To facilitate interior choices, an interactive computer program was introduced to enable buyers to create or modify an interior layout to meet their household composition, lifestyle and budget. Changes over the course of the residency were made simple by placing demountable partitions in strategic spots that are likely to require change.

We also tackled construction of the utility systems. In most homes, utility lines such as hot and cold water, and drainage pipes, are laid out according to the location of the kitchen or the bathroom and can run anywhere in the walls and floors making construction costly and cumbersome. In Domus, a single accessible chase that runs along the long dimension of the floor contains all the conduits, making installation of new pipes or fixtures and their maintenance and replacement simple. In the rooms, the electric wires run in a canal beyond the wall’s lower molding to facilitate change or addition of outlets over the residency.  

Careful consideration was also given to the selection of sustainable technologies to promote minimal consumption of energy and rain water collection and construction products made of recycled materials, to name a few. The kitchen includes an appliance where occupants can grow their own food.

Innovations by international architects and builders are also shaping the residential landscape: The Dutch firm DAAD Architecten designed a prefabricated unit that can be added to the top of an existing structure. The New York firm Studio Aisslinger introduced LoftCube, a self-sufficient box that can be placed on the roof of apartment buildings in dense areas. Vancouver architect Michael Katz designed a micro unit that can be placed on very small lots.

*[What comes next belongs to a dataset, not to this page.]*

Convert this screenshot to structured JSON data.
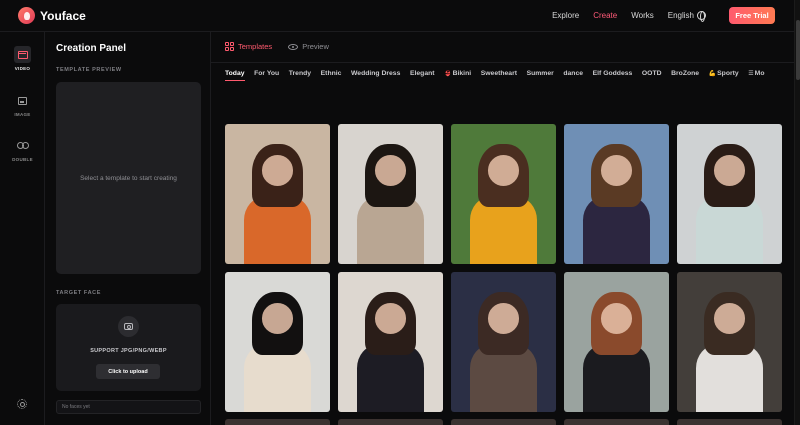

The success of these projects and others is likely to play a pivotal role in bending designers’ and builders’ minds about new housing ideas in the coming years. In the Affordable Homes Program we continue to adapt our designs with an increasing focus on sustainability.

The challenges faced by society in recent years have forced reconsideration of old practices on many fronts. We are rethinking the form of cities to make them denser, walkable, and to make living in them more affordable, as well as integrating new functions such as urban agriculture: We cannot afford to leave an essential element of cities—the dwelling—in the 20th century.

The residential environment needs to change at a much more rapid pace. This will happen when all parties involved including governments, designers, and builders join hands to bring about much-needed out-of-the-box thinking.